Growth and consolidation in vacation marketplaces has driven investment into the short-term rentals market.
Some analysts are even projecting the short-term rentals market to hit $169.7 billion by 2019 and $193.9 billion by 2021 due to changes in the travel industry, like the Chinese traveling boom, the “millennial traveler” and the cost reduction of air travel.
With all that money getting thrown around, startups are forming to supplement marketplaces like Airbnb. Companies like Guesty, which just raised $3 million, are building tech to help property managers optimize their listings.
Buran VC led the Series A round, and was joined by Magma Venture Partners (an early Waze investor) and AltaIR Capital. The company is using the money to continue scaling and to bring in an executive layer of engineering, marketing, finance and customer success VPs.
The Tel Aviv-based startup, which graduated from Y Combinator in 2014, was co-founded by twin brothers Amiad and Koby Soto after they experienced the hassle of trying to operate their own rentals on Airbnb and OTAs, and wishing there was software to seamlessly cross-manage different bookings.
At launch, Guesty started as an on-the-ground management company, but it pivoted twice to become an online management company, and today it focuses on people with a portfolio of properties they want to list as short-term rentals.
So what does Guesty actually do? The goal is to automate mundane daily tasks of property managers like dispatching cleaning services and managing check-ins. The product, an end-to-end CRM software, integrates with rental platforms like Airbnb and HomeAway to that end.
The dashboard lets property management companies sync operations across different booking platforms, manage reservation check-ins and check-outs and adjust pricing, and offers a unified inbox to communicate with staff, team members and guests. Meanwhile, a multi-calendar tool helps managers control the availability and pricing of all the listings they manage, filtering by city, tags, dates and prices.
How are they making money?
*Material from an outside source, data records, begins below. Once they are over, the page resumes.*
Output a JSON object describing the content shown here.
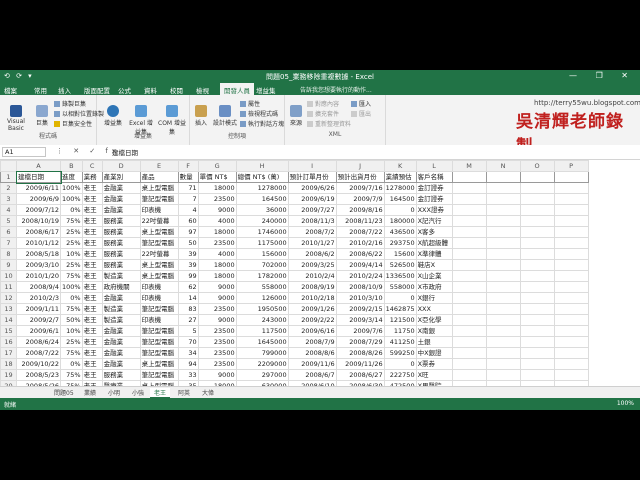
{
  "window": {
    "title": "問題05_業務移除重複數據 - Excel",
    "quick_access": "⟲ ⟳ ▾",
    "controls": "— ❐ ✕"
  },
  "menu_tabs": [
    "檔案",
    "常用",
    "插入",
    "版面配置",
    "公式",
    "資料",
    "校閱",
    "檢視",
    "開發人員",
    "增益集"
  ],
  "active_tab": "開發人員",
  "tell_me": "告訴我您想要執行的動作...",
  "watermark": {
    "url": "http://terry55wu.blogspot.com",
    "text": "吳清輝老師錄製"
  },
  "ribbon": {
    "groups": [
      {
        "label": "程式碼",
        "buttons": [
          "Visual Basic",
          "巨集"
        ],
        "small": [
          "錄製巨集",
          "以相對位置錄製",
          "巨集安全性"
        ]
      },
      {
        "label": "增益集",
        "buttons": [
          "增益集",
          "Excel 增益集",
          "COM 增益集"
        ]
      },
      {
        "label": "控制項",
        "buttons": [
          "插入",
          "設計模式"
        ],
        "small": [
          "屬性",
          "檢視程式碼",
          "執行對話方塊"
        ]
      },
      {
        "label": "XML",
        "buttons": [
          "來源"
        ],
        "small": [
          "對應內容",
          "擴充套件",
          "重新整理資料",
          "匯入",
          "匯出"
        ]
      }
    ]
  },
  "formula_bar": {
    "name_box": "A1",
    "icons": "⋮ ✕ ✓ fx",
    "value": "建檔日期"
  },
  "grid": {
    "columns": [
      "A",
      "B",
      "C",
      "D",
      "E",
      "F",
      "G",
      "H",
      "I",
      "J",
      "K",
      "L",
      "M",
      "N",
      "O",
      "P"
    ],
    "header": [
      "建檔日期",
      "進度",
      "業務",
      "產業別",
      "產品",
      "數量",
      "單價 NT$",
      "總價 NT$ (萬)",
      "預計訂單月份",
      "預計出貨月份",
      "業績預估",
      "客戶名稱"
    ],
    "rows": [
      [
        "2009/6/11",
        "100%",
        "老王",
        "金融業",
        "桌上型電腦",
        "71",
        "18000",
        "1278000",
        "2009/6/26",
        "2009/7/16",
        "1278000",
        "金訂證券"
      ],
      [
        "2009/6/9",
        "100%",
        "老王",
        "金融業",
        "筆記型電腦",
        "7",
        "23500",
        "164500",
        "2009/6/19",
        "2009/7/9",
        "164500",
        "金訂證券"
      ],
      [
        "2009/7/12",
        "0%",
        "老王",
        "金融業",
        "印表機",
        "4",
        "9000",
        "36000",
        "2009/7/27",
        "2009/8/16",
        "0",
        "XXX證券"
      ],
      [
        "2008/10/19",
        "75%",
        "老王",
        "服務業",
        "22吋螢幕",
        "60",
        "4000",
        "240000",
        "2008/11/3",
        "2008/11/23",
        "180000",
        "X記汽行"
      ],
      [
        "2008/6/17",
        "25%",
        "老王",
        "服務業",
        "桌上型電腦",
        "97",
        "18000",
        "1746000",
        "2008/7/2",
        "2008/7/22",
        "436500",
        "X客多"
      ],
      [
        "2010/1/12",
        "25%",
        "老王",
        "服務業",
        "筆記型電腦",
        "50",
        "23500",
        "1175000",
        "2010/1/27",
        "2010/2/16",
        "293750",
        "X航超級體"
      ],
      [
        "2008/5/18",
        "10%",
        "老王",
        "服務業",
        "22吋螢幕",
        "39",
        "4000",
        "156000",
        "2008/6/2",
        "2008/6/22",
        "15600",
        "X準律體"
      ],
      [
        "2009/3/10",
        "25%",
        "老王",
        "服務業",
        "桌上型電腦",
        "39",
        "18000",
        "702000",
        "2009/3/25",
        "2009/4/14",
        "526500",
        "鞋店X"
      ],
      [
        "2010/1/20",
        "75%",
        "老王",
        "製造業",
        "桌上型電腦",
        "99",
        "18000",
        "1782000",
        "2010/2/4",
        "2010/2/24",
        "1336500",
        "X山企業"
      ],
      [
        "2008/9/4",
        "100%",
        "老王",
        "政府機關",
        "印表機",
        "62",
        "9000",
        "558000",
        "2008/9/19",
        "2008/10/9",
        "558000",
        "X市政府"
      ],
      [
        "2010/2/3",
        "0%",
        "老王",
        "金融業",
        "印表機",
        "14",
        "9000",
        "126000",
        "2010/2/18",
        "2010/3/10",
        "0",
        "X銀行"
      ],
      [
        "2009/1/11",
        "75%",
        "老王",
        "製造業",
        "筆記型電腦",
        "83",
        "23500",
        "1950500",
        "2009/1/26",
        "2009/2/15",
        "1462875",
        "XXX"
      ],
      [
        "2009/2/7",
        "50%",
        "老王",
        "製造業",
        "印表機",
        "27",
        "9000",
        "243000",
        "2009/2/22",
        "2009/3/14",
        "121500",
        "X亞化學"
      ],
      [
        "2009/6/1",
        "10%",
        "老王",
        "金融業",
        "筆記型電腦",
        "5",
        "23500",
        "117500",
        "2009/6/16",
        "2009/7/6",
        "11750",
        "X南銀"
      ],
      [
        "2008/6/24",
        "25%",
        "老王",
        "金融業",
        "筆記型電腦",
        "70",
        "23500",
        "1645000",
        "2008/7/9",
        "2008/7/29",
        "411250",
        "土銀"
      ],
      [
        "2008/7/22",
        "75%",
        "老王",
        "金融業",
        "筆記型電腦",
        "34",
        "23500",
        "799000",
        "2008/8/6",
        "2008/8/26",
        "599250",
        "中X銀證"
      ],
      [
        "2009/10/22",
        "0%",
        "老王",
        "金融業",
        "桌上型電腦",
        "94",
        "23500",
        "2209000",
        "2009/11/6",
        "2009/11/26",
        "0",
        "X票券"
      ],
      [
        "2008/5/23",
        "75%",
        "老王",
        "服務業",
        "筆記型電腦",
        "33",
        "9000",
        "297000",
        "2008/6/7",
        "2008/6/27",
        "222750",
        "X旺"
      ],
      [
        "2008/5/26",
        "75%",
        "老王",
        "醫療業",
        "桌上型電腦",
        "35",
        "18000",
        "630000",
        "2008/6/10",
        "2008/6/30",
        "472500",
        "X里醫院"
      ],
      [
        "2009/11/28",
        "75%",
        "老王",
        "醫療業",
        "筆記型電腦",
        "69",
        "23500",
        "1621500",
        "2009/12/13",
        "2010/1/2",
        "1216125",
        "X航銀行"
      ]
    ]
  },
  "sheet_tabs": [
    "問題05",
    "業績",
    "小明",
    "小強",
    "老王",
    "阿英",
    "大偉"
  ],
  "active_sheet": "老王",
  "status": {
    "left": "就緒",
    "right": "100%"
  }
}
Soto tells me that Guesty became profitable in 2016, and that the service charges property management companies differently based on their needs. Pricing tiers are determined by variants like analytics and payment processing. Half the company’s revenue is coming from businesses in the U.S., and half is coming from Europe and Asia.
Because it isn’t possible to automate the entire short-term rentals process, Guesty, which currently employs 70 people, is also using some of its new funding to hire about 35 trained representatives to reply to guest inquiries.
Eventually, says Soto, the company has its sights set on other verticals, like hospitality management, and sees itself as a platform for improving assets in general. For now, it’s focusing on these initial areas where it’s seeing success.